It is planned to allocate 6 billion 202 million lira in 3 years in order to realize the objectives of the "Action Plan to Fight Informal Economy" under the program "Fighting the Informal Economy and Reducing Financial Crimes" carried out by the Ministry of Treasury and Finance.
- "The fight against informality is important for tax justice"
Turkey Union of Chambers and Commodity Exchanges of Economics and Technology University (TOBB ETU) President Professor of Business Administration Dr. Ramazan Aktaş drew attention to the importance of determination in implementation rather than the amount of the budget allocated for combating informality.
Aktaş noted the following:
"Although this figure seems to be a small amount in the total budget, the state can generate very high revenues when an informality problem of 30 percent is prevented.
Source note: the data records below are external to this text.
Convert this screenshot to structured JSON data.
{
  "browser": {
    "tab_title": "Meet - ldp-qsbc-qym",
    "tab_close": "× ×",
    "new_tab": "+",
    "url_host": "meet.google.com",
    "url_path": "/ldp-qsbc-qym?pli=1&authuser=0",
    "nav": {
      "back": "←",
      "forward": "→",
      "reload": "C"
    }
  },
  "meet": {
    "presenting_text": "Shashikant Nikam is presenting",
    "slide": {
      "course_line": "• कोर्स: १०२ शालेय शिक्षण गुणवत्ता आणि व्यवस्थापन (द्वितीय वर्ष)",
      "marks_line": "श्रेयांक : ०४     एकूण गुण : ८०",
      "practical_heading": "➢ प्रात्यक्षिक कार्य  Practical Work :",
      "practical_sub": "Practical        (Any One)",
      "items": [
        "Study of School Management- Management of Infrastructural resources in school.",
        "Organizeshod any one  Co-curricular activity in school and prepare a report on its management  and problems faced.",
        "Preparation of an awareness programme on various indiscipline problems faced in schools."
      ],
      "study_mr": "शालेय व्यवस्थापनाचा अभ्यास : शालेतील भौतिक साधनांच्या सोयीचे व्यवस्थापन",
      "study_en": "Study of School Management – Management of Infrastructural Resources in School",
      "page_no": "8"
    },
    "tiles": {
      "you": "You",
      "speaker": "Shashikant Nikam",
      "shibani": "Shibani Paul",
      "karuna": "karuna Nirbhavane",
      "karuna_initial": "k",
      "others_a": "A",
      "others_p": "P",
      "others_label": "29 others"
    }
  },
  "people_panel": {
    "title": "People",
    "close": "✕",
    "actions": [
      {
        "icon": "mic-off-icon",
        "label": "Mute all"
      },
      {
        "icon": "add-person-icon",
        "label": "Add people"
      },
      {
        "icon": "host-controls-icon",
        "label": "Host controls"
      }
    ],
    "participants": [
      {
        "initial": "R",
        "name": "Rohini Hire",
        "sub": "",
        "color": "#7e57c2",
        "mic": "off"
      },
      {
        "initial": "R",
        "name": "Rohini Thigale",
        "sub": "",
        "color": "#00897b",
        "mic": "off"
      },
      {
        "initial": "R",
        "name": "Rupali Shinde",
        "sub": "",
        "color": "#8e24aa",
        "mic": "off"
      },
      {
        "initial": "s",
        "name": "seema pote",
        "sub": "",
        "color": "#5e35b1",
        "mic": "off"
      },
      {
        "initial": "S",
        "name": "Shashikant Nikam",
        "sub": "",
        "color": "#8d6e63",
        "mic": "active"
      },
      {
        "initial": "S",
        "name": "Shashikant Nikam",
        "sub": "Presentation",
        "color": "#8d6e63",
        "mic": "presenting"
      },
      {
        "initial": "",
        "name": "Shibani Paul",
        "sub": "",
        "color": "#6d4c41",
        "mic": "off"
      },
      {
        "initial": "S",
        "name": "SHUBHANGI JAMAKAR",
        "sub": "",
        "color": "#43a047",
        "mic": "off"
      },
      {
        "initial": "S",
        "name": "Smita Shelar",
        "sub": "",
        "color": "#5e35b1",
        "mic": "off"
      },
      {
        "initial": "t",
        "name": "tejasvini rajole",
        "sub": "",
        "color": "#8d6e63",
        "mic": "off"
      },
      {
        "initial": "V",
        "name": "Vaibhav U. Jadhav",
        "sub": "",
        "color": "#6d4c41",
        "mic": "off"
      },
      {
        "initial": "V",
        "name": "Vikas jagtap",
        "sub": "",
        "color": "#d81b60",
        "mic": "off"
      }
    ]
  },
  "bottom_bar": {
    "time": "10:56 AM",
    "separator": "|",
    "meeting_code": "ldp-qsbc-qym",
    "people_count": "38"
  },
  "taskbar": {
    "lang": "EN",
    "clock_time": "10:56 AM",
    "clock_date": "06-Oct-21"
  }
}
That is to say, the higher the budget, the higher the income can be achieved if it is tried to prevent informality, unfair competition is avoided, income distribution is created more properly, resources are prevented from being allocated to unproductive areas, and you will gain many benefits like that. "
Pointing to two factors related to informality, Aktaş stated that these are companies that work under the stairs and show some of their activities unregistered when they are registered.
Stating that the rate of informality decreases as a country develops and the "rule of law principle" is put into practice, Aktaş said that the fight against informality is important for tax justice.
Stating that states collect taxes in return for internal and external security, justice and health services, Aktaş underlined that individuals or companies that receive this service must pay their taxes in order to fulfill their obligations to the state.
Noting that the informal sector avoids paying their taxes, Aktaş made the following assessment:
"Under the counter companies operate in a tax-free manner. Unfortunately, some people justify this situation, such as 'This man works informally because he cannot work otherwise' or 'at least somehow earns his bread money'. It is not possible to defend this on a philosophical basis. If you are talking about justice in a country, if you are earning an income, you have to give whatever the tax is. "
Aktaş, stating that informality is an issue that needs to be addressed,